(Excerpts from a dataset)
┌────────
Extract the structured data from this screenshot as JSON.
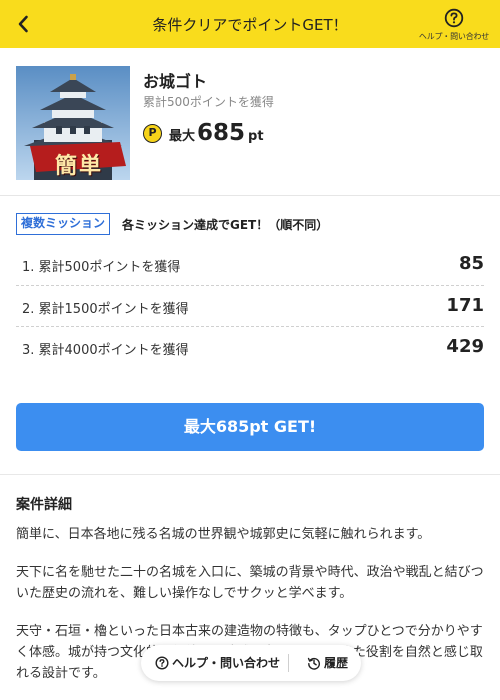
{
  "header": {
    "title": "条件クリアでポイントGET！",
    "help_label": "ヘルプ・問い合わせ"
  },
  "offer": {
    "name": "お城ゴト",
    "subtitle": "累計500ポイントを獲得",
    "coin_symbol": "P",
    "reward_prefix": "最大",
    "reward_points": "685",
    "reward_unit": "pt",
    "thumbnail_badge": "簡単"
  },
  "missions": {
    "badge": "複数ミッション",
    "note": "各ミッション達成でGET！（順不同）",
    "items": [
      {
        "label": "1. 累計500ポイントを獲得",
        "points": "85"
      },
      {
        "label": "2. 累計1500ポイントを獲得",
        "points": "171"
      },
      {
        "label": "3. 累計4000ポイントを獲得",
        "points": "429"
      }
    ]
  },
  "cta": {
    "label": "最大685pt GET!"
  },
  "details": {
    "title": "案件詳細",
    "paragraphs": [
      "簡単に、日本各地に残る名城の世界観や城郭史に気軽に触れられます。",
      "天下に名を馳せた二十の名城を入口に、築城の背景や時代、政治や戦乱と結びついた歴史の流れを、難しい操作なしでサクッと学べます。",
      "天守・石垣・櫓といった日本古来の建造物の特徴も、タップひとつで分かりやすく体感。城が持つ文化的な価値や、地域の中で果たしてきた役割を自然と感じ取れる設計です。"
    ]
  },
  "floating_bar": {
    "help_label": "ヘルプ・問い合わせ",
    "history_label": "履歴"
  },
  "colors": {
    "header_bg": "#f9dc1c",
    "accent_blue": "#3c8ef0",
    "badge_blue": "#2f6fd8",
    "coin_yellow": "#f6d31a"
  }
}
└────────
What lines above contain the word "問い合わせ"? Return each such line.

_Result for this task_
    "help_label": "ヘルプ・問い合わせ"
    "help_label": "ヘルプ・問い合わせ",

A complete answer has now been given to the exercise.